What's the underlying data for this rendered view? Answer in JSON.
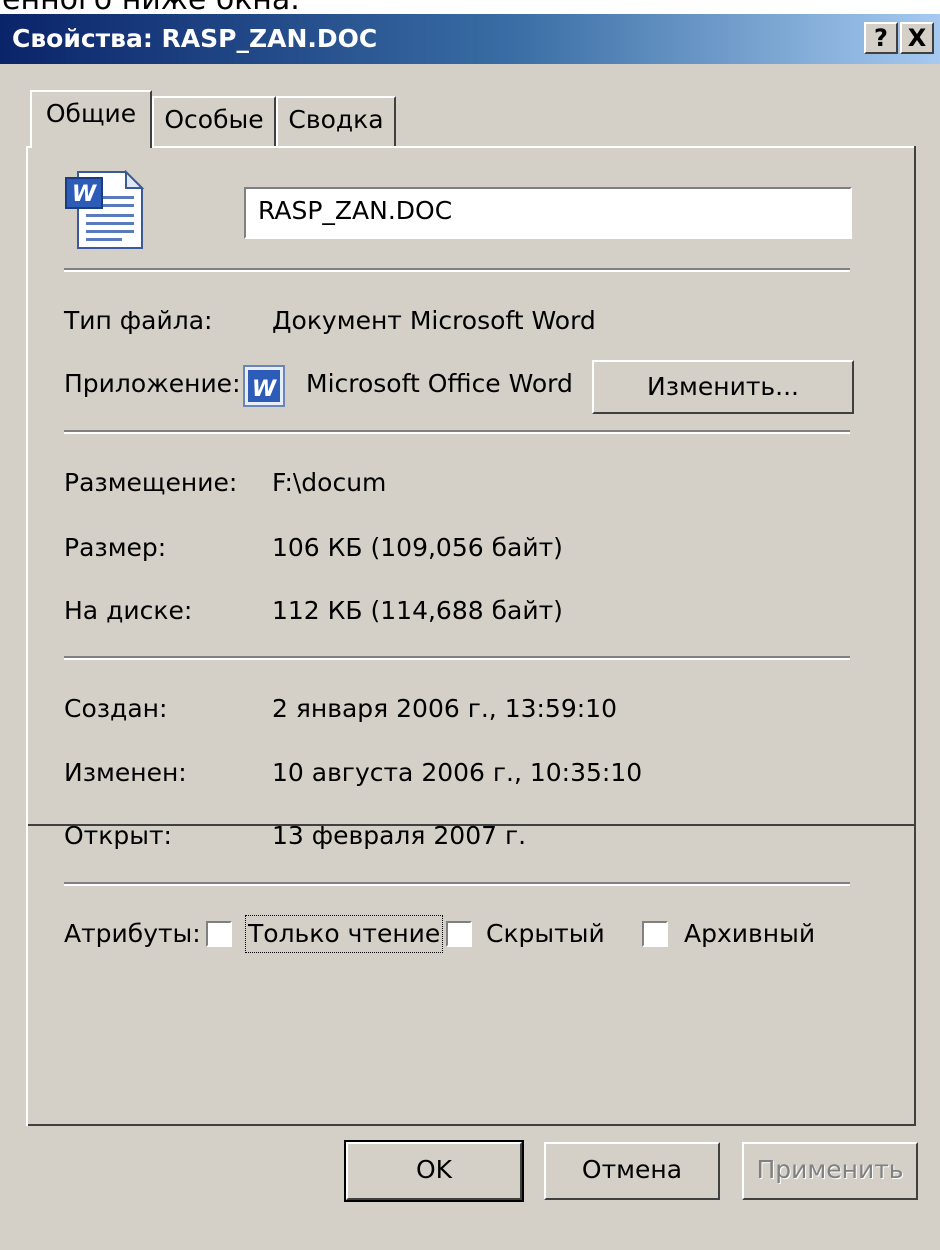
{
  "top_snippet": "енного ниже окна.",
  "window": {
    "title": "Свойства: RASP_ZAN.DOC",
    "help_label": "?",
    "close_label": "X"
  },
  "tabs": [
    {
      "label": "Общие",
      "active": true
    },
    {
      "label": "Особые",
      "active": false
    },
    {
      "label": "Сводка",
      "active": false
    }
  ],
  "file": {
    "name_value": "RASP_ZAN.DOC",
    "icon": "word-document-icon"
  },
  "props": {
    "type_label": "Тип файла:",
    "type_value": "Документ Microsoft Word",
    "app_label": "Приложение:",
    "app_icon": "word-app-icon",
    "app_value": "Microsoft Office Word",
    "change_button": "Изменить...",
    "location_label": "Размещение:",
    "location_value": "F:\\docum",
    "size_label": "Размер:",
    "size_value": "106 КБ (109,056 байт)",
    "disk_label": "На диске:",
    "disk_value": "112 КБ (114,688 байт)",
    "created_label": "Создан:",
    "created_value": "2 января 2006 г., 13:59:10",
    "modified_label": "Изменен:",
    "modified_value": "10 августа 2006 г., 10:35:10",
    "opened_label": "Открыт:",
    "opened_value": "13 февраля 2007 г."
  },
  "attributes": {
    "label": "Атрибуты:",
    "readonly_label": "Только чтение",
    "readonly_checked": false,
    "hidden_label": "Скрытый",
    "hidden_checked": false,
    "archive_label": "Архивный",
    "archive_checked": false
  },
  "buttons": {
    "ok": "OK",
    "cancel": "Отмена",
    "apply": "Применить"
  },
  "colors": {
    "titlebar_start": "#0a246a",
    "titlebar_end": "#a6caf0",
    "dialog_bg": "#d4d0c8"
  }
}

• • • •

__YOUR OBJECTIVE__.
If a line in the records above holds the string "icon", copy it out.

__FINISHED TASK__.
    "icon": "word-document-icon"
    "app_icon": "word-app-icon",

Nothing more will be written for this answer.